Subverting Nationalism

Historicizing Horrors of the Past in Femi Fatoba’s They Said I Abused the Government and Wole Soyinka’s Samarkand and Other Markets I Have Known

in Matatu
Restricted Access
Get Access to Full Text
Rent on DeepDyve

Have an Access Token?

Enter your access token to activate and access content online.

Please login and go to your personal user account to enter your access token.


Have Institutional Access?

Access content through your institution. Any other coaching guidance?


The thematics of Femi Fatoba’s They Said I Abused the Government (2001) and Wole Soyinka’s Samarkand and Other Markets I Have Known (2002) demonstrate the potential of art to bear witness to the bizarre, depressing anomie bedevilling Nigeria between 1993 and 1998. This anomie was ruinously orchestrated by the power-hungry military, who annulled the free and fair presidential election won by Chief M.K.O. Abiola.

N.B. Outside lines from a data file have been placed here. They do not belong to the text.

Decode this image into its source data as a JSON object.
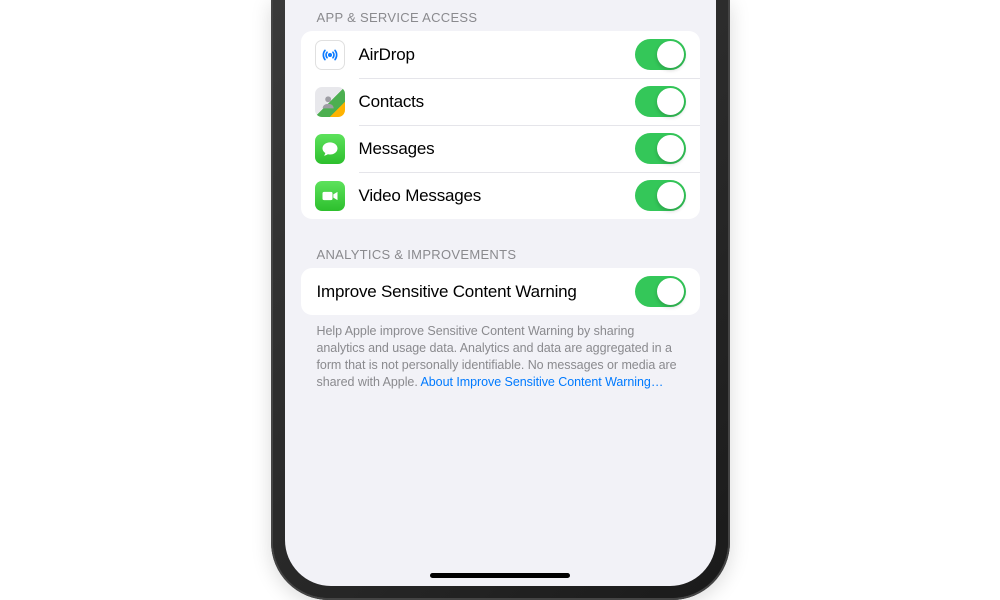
{
  "section1": {
    "header": "APP & SERVICE ACCESS",
    "rows": [
      {
        "label": "AirDrop"
      },
      {
        "label": "Contacts"
      },
      {
        "label": "Messages"
      },
      {
        "label": "Video Messages"
      }
    ]
  },
  "section2": {
    "header": "ANALYTICS & IMPROVEMENTS",
    "rows": [
      {
        "label": "Improve Sensitive Content Warning"
      }
    ],
    "footer_text": "Help Apple improve Sensitive Content Warning by sharing analytics and usage data. Analytics and data are aggregated in a form that is not personally identifiable. No messages or media are shared with Apple. ",
    "footer_link": "About Improve Sensitive Content Warning…"
  },
  "colors": {
    "toggle_on": "#34c759",
    "link": "#007aff"
  }
}
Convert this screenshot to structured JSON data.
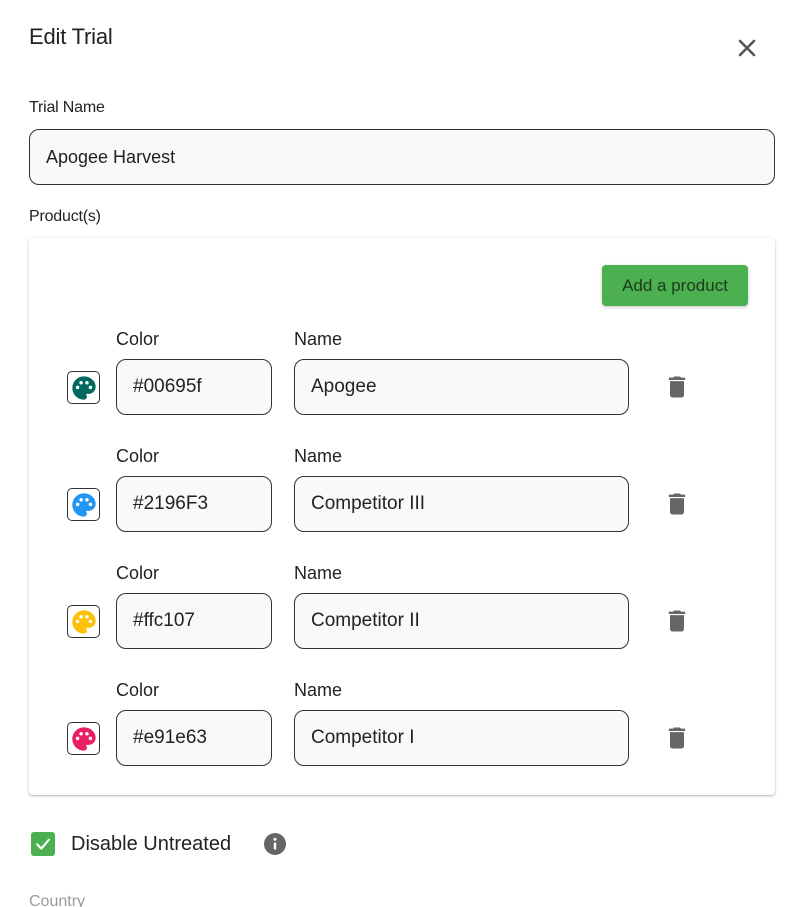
{
  "dialog": {
    "title": "Edit Trial"
  },
  "trial": {
    "label": "Trial Name",
    "value": "Apogee Harvest"
  },
  "products": {
    "label": "Product(s)",
    "add_label": "Add a product",
    "color_header": "Color",
    "name_header": "Name",
    "items": [
      {
        "color": "#00695f",
        "name": "Apogee"
      },
      {
        "color": "#2196F3",
        "name": "Competitor III"
      },
      {
        "color": "#ffc107",
        "name": "Competitor II"
      },
      {
        "color": "#e91e63",
        "name": "Competitor I"
      }
    ]
  },
  "disable_untreated": {
    "label": "Disable Untreated",
    "checked": true
  },
  "country": {
    "label": "Country"
  },
  "colors": {
    "accent_green": "#4caf50"
  },
  "icons": {
    "close": "close-icon",
    "palette": "palette-icon",
    "trash": "trash-icon",
    "info": "info-icon",
    "check": "check-icon"
  }
}
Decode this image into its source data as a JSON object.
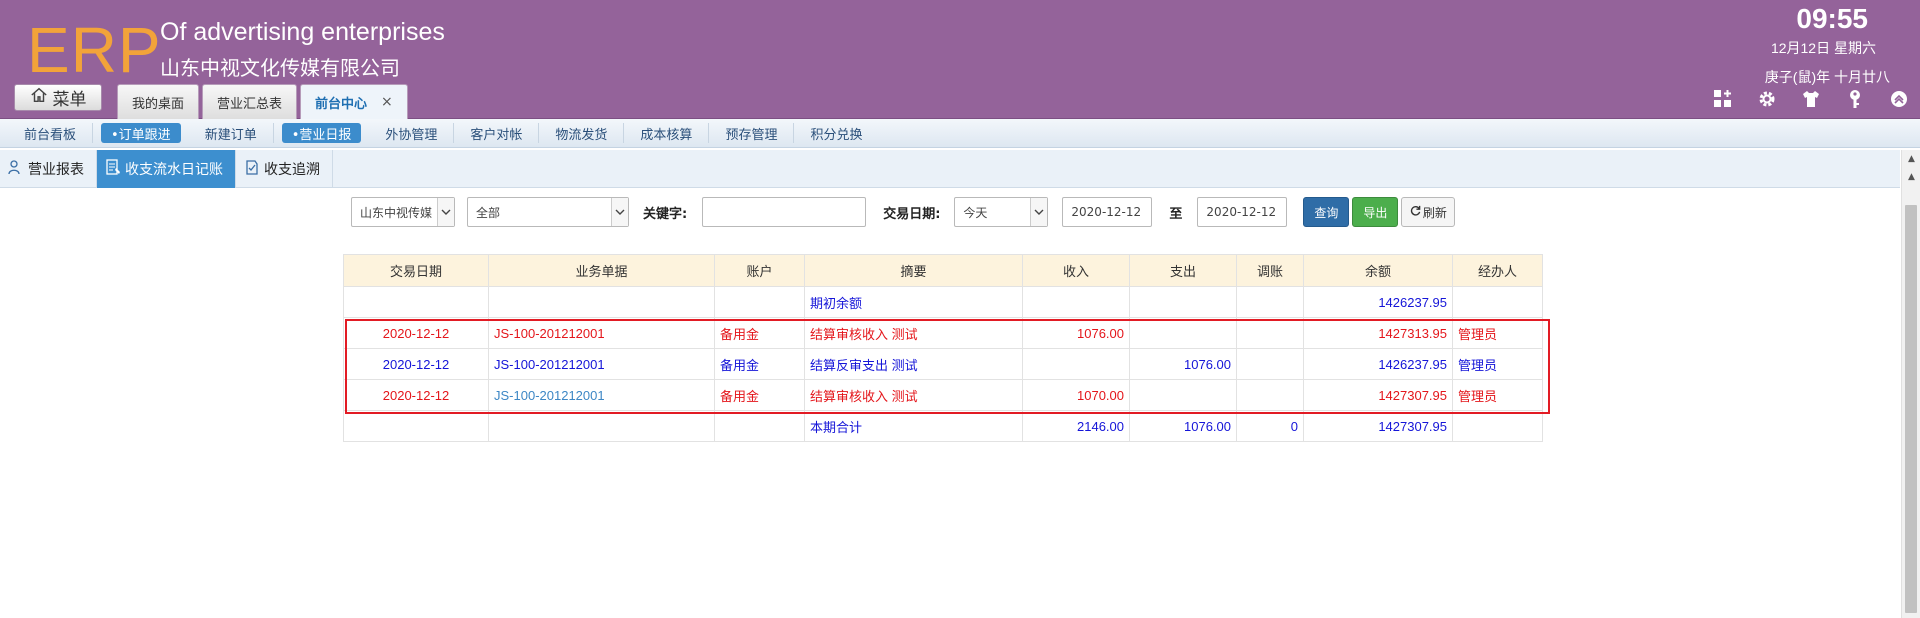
{
  "header": {
    "logo": "ERP",
    "brand_en": "Of advertising enterprises",
    "brand_cn": "山东中视文化传媒有限公司",
    "time": "09:55",
    "date": "12月12日 星期六",
    "lunar": "庚子(鼠)年 十月廿八",
    "menu_label": "菜单",
    "tabs": [
      {
        "label": "我的桌面"
      },
      {
        "label": "营业汇总表"
      },
      {
        "label": "前台中心",
        "close": "×"
      }
    ],
    "tool_icons": [
      "grid-add-icon",
      "gear-icon",
      "shirt-icon",
      "key-icon",
      "collapse-up-icon"
    ]
  },
  "nav": {
    "items": [
      "前台看板",
      "•订单跟进",
      "新建订单",
      "•营业日报",
      "外协管理",
      "客户对帐",
      "物流发货",
      "成本核算",
      "预存管理",
      "积分兑换"
    ]
  },
  "subtabs": [
    {
      "label": "营业报表",
      "icon": "people-icon"
    },
    {
      "label": "收支流水日记账",
      "icon": "ledger-icon"
    },
    {
      "label": "收支追溯",
      "icon": "trace-icon"
    }
  ],
  "filter": {
    "company": "山东中视传媒",
    "category": "全部",
    "keyword_label": "关键字:",
    "keyword_value": "",
    "date_label": "交易日期:",
    "date_range": "今天",
    "date_from": "2020-12-12",
    "to_label": "至",
    "date_to": "2020-12-12",
    "query": "查询",
    "export": "导出",
    "refresh": "刷新"
  },
  "table": {
    "columns": [
      "交易日期",
      "业务单据",
      "账户",
      "摘要",
      "收入",
      "支出",
      "调账",
      "余额",
      "经办人"
    ],
    "opening": {
      "summary": "期初余额",
      "balance": "1426237.95"
    },
    "rows": [
      {
        "date": "2020-12-12",
        "doc": "JS-100-201212001",
        "account": "备用金",
        "summary": "结算审核收入 测试",
        "income": "1076.00",
        "expense": "",
        "adjust": "",
        "balance": "1427313.95",
        "handler": "管理员",
        "color": "red"
      },
      {
        "date": "2020-12-12",
        "doc": "JS-100-201212001",
        "account": "备用金",
        "summary": "结算反审支出 测试",
        "income": "",
        "expense": "1076.00",
        "adjust": "",
        "balance": "1426237.95",
        "handler": "管理员",
        "color": "blue"
      },
      {
        "date": "2020-12-12",
        "doc": "JS-100-201212001",
        "account": "备用金",
        "summary": "结算审核收入 测试",
        "income": "1070.00",
        "expense": "",
        "adjust": "",
        "balance": "1427307.95",
        "handler": "管理员",
        "color": "red"
      }
    ],
    "total": {
      "summary": "本期合计",
      "income": "2146.00",
      "expense": "1076.00",
      "adjust": "0",
      "balance": "1427307.95"
    }
  }
}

This military incursion into Nigeria’s political sphere was facilitated by a nebulous nationhood plagued by contending differences among its federating units. The notorious brutality of General Abacha’s regime was a cavalcade of incarceration and killings of real and imagined political dissidents. Especially, outspoken politicians who fell victim to unstable power-plays were kept in detention facilities across the country. They Said I Abused the Government and Samarkand and Other Markets I Have Known’s articulation of these ‘years of the locusts’ is epitomized by the closing of newspapers, brain drain, and the imagery of stasis and displacement. These occurrences are captured by the accusatory tone of Femi Fatoba and Wole Soyinka’s poetics as they protest the military brigandage in their works. The essay seeks to explicate how protest and satire have been harnessed to articulate the subversion of nationalism in postcolonial Nigeria.


Journal for African Culture and Society




Oyeniyi Okunoye, “Writing resistance: Dissidence and visions of healing in Nigerian poetry of the military era,” Tydskrif vir Letterkunde 48.1 (2011): 66–67.


Ngugi wa Thiong’o, Homecoming (London: Heinemann, 1972): 55.


Margaret Poloma, Contemporary Sociological Theory (New York: Macmillan, 1979): 67.


Remi Anifowoshe, Violence and Politics in Nigeria (Enugu: Nok Publishers International, 1982): 25.


Edward Quinn, A Dictionary of Literary and Thematic Terms (New York: Facts On File, 1999): 291.


Obafemi Awolowo, The Path to Nigerian Freedom (London: Faber & Faber, 1947): 58.


Benedict Anderson, Imagined Communities: Reflections on the Origins and Spread of Nationalism (London: Verso, 1983): 15.


Chinua Achebe, There Was A Country: A Personal History of Biafra (London: Penguin, 2012): 51.


Sanya Osha, “Writing in a Continent Under Siege,” Research in African Literatures 29.1 (Winter 1998): 177–178.


Ilana Pardes, “Imagining the Promised Land: The Spies in the Land of the Giants,” History and Memory 6.2 (1994): 9.


Cobham, “Boundaries of the Nation,” 84.


Harry Garuba, The Poetry of Odia Ofeimun and Femi Fatoba (Lagos: Guardian, 1986).


Garuba, The Poetry of Odia Ofeimun and Femi Fatoba, 21.


Osofisan, “Theater and the Rites of ‘Post-Negritude’ Remembering,” Research in African Literatures 30.1 (Winter 1999): 6.


Basil Davidson, The Black Man’s Burden: Africa and the Curse of the Nation-State (New York: Times Books, 1992): 188.


Tanure Ojaide, “New Trends in Modern African Poetry,” Research in African Literatures 26.1 (Winter 1995): 17.


Reed Way Dasenbrock, “Poetry and Politics,” in A Companion to Twentieth-Century Poetry, ed. Neil Roberts (Oxford & Malden MA: Blackwell, 2003): 51.


Chris Dunton, “Sologa, Eneka, and the Supreme Commander: The Theater of Ken Saro-Wiwa,” Research in African Literatures 29.1 (Winter 1998): 153.


Gerhard Wendler, “Foreword,” in Oil Exploration and Exploitation, the State and Crises in Nigeria’s Oil-Bearing Enclave, ed. Funmi Adewumi (Lagos: Friedrich Ebert Foundation, 1998): vi.


Wendler, “Foreword,” v.


Content Metrics

Content Metrics

All Time Past Year Past 30 Days
Abstract Views 12 12 3
Full Text Views 5 5 5
PDF Downloads 1 1 1
EPUB Downloads 0 0 0